▸ **PROMPT**:
Each of the records must appear again, exactly as it was written.

▸ **SUPPLIED DATA**:
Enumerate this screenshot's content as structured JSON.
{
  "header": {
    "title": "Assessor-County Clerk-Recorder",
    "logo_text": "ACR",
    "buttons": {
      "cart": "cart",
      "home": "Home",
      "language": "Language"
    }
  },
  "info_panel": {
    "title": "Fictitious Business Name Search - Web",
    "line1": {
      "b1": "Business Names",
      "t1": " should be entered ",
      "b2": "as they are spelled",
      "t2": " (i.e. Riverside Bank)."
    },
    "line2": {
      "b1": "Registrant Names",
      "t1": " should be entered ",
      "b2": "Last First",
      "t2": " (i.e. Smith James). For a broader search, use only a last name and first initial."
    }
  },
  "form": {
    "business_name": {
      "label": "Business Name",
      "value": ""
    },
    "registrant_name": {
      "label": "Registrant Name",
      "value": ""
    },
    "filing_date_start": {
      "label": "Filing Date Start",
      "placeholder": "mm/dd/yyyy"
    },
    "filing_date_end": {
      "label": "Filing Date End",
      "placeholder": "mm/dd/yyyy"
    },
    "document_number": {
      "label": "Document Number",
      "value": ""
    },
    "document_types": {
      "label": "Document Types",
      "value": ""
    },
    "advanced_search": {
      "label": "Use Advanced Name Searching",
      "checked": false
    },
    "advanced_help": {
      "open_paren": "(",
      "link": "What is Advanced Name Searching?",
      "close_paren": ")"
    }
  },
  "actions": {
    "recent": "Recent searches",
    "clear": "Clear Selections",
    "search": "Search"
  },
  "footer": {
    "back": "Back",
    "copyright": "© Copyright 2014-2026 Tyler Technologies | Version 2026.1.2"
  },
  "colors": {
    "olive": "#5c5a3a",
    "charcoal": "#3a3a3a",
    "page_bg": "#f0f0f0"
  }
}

▸ **THE ANSWER**:
Enumerate this screenshot's content as structured JSON.
{
  "header": {
    "title": "Assessor-County Clerk-Recorder",
    "logo_text": "ACR",
    "buttons": {
      "cart": "cart",
      "home": "Home",
      "language": "Language"
    }
  },
  "info_panel": {
    "title": "Fictitious Business Name Search - Web",
    "line1": {
      "b1": "Business Names",
      "t1": " should be entered ",
      "b2": "as they are spelled",
      "t2": " (i.e. Riverside Bank)."
    },
    "line2": {
      "b1": "Registrant Names",
      "t1": " should be entered ",
      "b2": "Last First",
      "t2": " (i.e. Smith James). For a broader search, use only a last name and first initial."
    }
  },
  "form": {
    "business_name": {
      "label": "Business Name",
      "value": ""
    },
    "registrant_name": {
      "label": "Registrant Name",
      "value": ""
    },
    "filing_date_start": {
      "label": "Filing Date Start",
      "placeholder": "mm/dd/yyyy"
    },
    "filing_date_end": {
      "label": "Filing Date End",
      "placeholder": "mm/dd/yyyy"
    },
    "document_number": {
      "label": "Document Number",
      "value": ""
    },
    "document_types": {
      "label": "Document Types",
      "value": ""
    },
    "advanced_search": {
      "label": "Use Advanced Name Searching",
      "checked": false
    },
    "advanced_help": {
      "open_paren": "(",
      "link": "What is Advanced Name Searching?",
      "close_paren": ")"
    }
  },
  "actions": {
    "recent": "Recent searches",
    "clear": "Clear Selections",
    "search": "Search"
  },
  "footer": {
    "back": "Back",
    "copyright": "© Copyright 2014-2026 Tyler Technologies | Version 2026.1.2"
  },
  "colors": {
    "olive": "#5c5a3a",
    "charcoal": "#3a3a3a",
    "page_bg": "#f0f0f0"
  }
}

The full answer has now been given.